Other than the stock, the rest of the ingredients in this soup are pretty unremarkable. About the only thing we might not have on hand all the time for this is the Savoy cabbage. Everything else are pretty well staple items in our kitchen.

So if you’re in the mood to whip up a warming soup that’s simple, quick, and tasty, you might want to give this a try.

Tuscan Bean Soup
Serves 4 as a supper dish 

Vicki’s eye was caught by this recipe as she was looking for a hearty fall/winter soup. She had her doubts when she saw cabbage because we don’t think of cabbage as a vegetable that Italians usually eat, but beans are definitely a staple of the Tuscan diet. So she figured, what the heck, she’d give it a try. It is fantastic and tastes even better when reheated. Cannellini beans are like navy beans, the ones used to make baked beans. You should be able to find them canned in the supermarket. Buon appetito!

3 Tbs olive oil
1 cup coarsely chopped onion
1 cup sliced leeks (¼" thick slices), white portion only
1½ cups redskin potatoes, ½" dice
1 Tbs minced garlic
6 cups vegetable stock
1 14 oz. can cannelloni beans, drained
6 oz. Savoy cabbage, shredded
3 Tbs chopped flat-leaf (Italian) parsley
2 Tbs chopped fresh oregano
3/4 cup freshly-grated Parmesan cheese
salt and freshly-ground pepper to taste

1. Heat the olive oil in a soup pot, and gently cook the onion, leeks, potato and garlic for 4-5 minutes until they are just beginning to soften.

2. Pour in the stock, cover and simmer for 15 minutes.

3. Stir in the cabbage, beans and half the herbs, season and simmer for a further 10 minutes.

4. Spoon about one third of the soup into a food processor or blender and process until fairly smooth. Return the soup to the pot, adjust the seasoning, and heat through for 5 minutes.

5. Ladle the soup into heated bowls, sprinkle with remaining herbs and Parmesan cheese.

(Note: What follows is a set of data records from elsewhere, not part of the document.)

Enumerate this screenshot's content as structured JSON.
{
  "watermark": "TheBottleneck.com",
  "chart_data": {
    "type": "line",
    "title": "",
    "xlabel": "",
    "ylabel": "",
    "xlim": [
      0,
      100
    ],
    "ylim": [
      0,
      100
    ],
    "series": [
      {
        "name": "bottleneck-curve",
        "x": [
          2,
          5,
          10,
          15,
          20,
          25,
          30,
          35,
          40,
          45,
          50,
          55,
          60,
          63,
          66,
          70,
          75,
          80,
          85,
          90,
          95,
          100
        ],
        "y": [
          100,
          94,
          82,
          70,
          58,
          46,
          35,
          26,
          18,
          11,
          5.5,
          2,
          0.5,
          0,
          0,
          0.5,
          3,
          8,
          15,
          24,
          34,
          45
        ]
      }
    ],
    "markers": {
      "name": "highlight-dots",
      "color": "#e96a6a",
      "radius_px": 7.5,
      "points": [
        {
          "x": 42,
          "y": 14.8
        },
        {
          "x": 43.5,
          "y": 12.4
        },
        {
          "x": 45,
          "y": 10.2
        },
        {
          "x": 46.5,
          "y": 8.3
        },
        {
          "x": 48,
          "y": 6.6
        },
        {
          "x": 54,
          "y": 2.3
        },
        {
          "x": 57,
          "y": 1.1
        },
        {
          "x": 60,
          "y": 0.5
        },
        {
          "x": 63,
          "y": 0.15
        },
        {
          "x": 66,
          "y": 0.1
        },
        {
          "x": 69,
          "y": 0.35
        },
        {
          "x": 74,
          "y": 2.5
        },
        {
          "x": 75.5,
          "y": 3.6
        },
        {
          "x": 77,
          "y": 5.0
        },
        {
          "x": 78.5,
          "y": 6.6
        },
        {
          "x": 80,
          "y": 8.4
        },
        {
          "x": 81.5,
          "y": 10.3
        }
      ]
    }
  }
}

Serve with a crusty baguette, or garlic toasts. To make garlic toasts, simply slice the baguette, drizzle some olive oil over each slice, rub them with a sliced clove of raw garlic, and toast in the broiler until golden.


Merlin said...

"Unthaw"? Rick, you need an editor for this blog!

Rick Blechta said...

You got me, Merlin! I grovel at my egregious mistake, but it's also a real word and in the Oxford dictionary. I will correct this and make a mental note never to do it again! Put it down to me being a Yank by birth. At least I don't say "nuculer".

Merlin said...

Unthaw must have been allowed by the same dictionary compilers who thought having flammable, inflammable and imflammable would make things less confusing.

Rick Blechta said...

Actually, it’s in the Oxford Dictionary no less! But yes, you are correct. There are a lot of dumb words out there, and growing up around people who use words like “unthaw” all the time, I didn’t notice that I had, as well. You busted me. I will wash my mouth out with an inflammable substance if I do it again.

If you want something along the same lines check out “overwhelmed”, “underwhelmed“ and “whelmed”.

HelenL said...

Silly boys! What, no basil? no bay leaf?

Rick Blechta said...

Nope. The soup doesn't need either. Basil would quickly whelm (notice that usage, Merlin) milder-tasting things like cannelloni beans and Savoy cabbage, and I think bay wouldn’t add all that much to the flavor.

One thing I should have stressed in the post is that this soup is ‘simple food’, basic fare, and that’s part of its strength.

Another is to point out to readers that in Italy, the Tuscans are referred to (disparagingly) as ”bean eaters”. This recipe is a good example of that, and I say, “Good for them!” if this is any indication of their regional cuisine.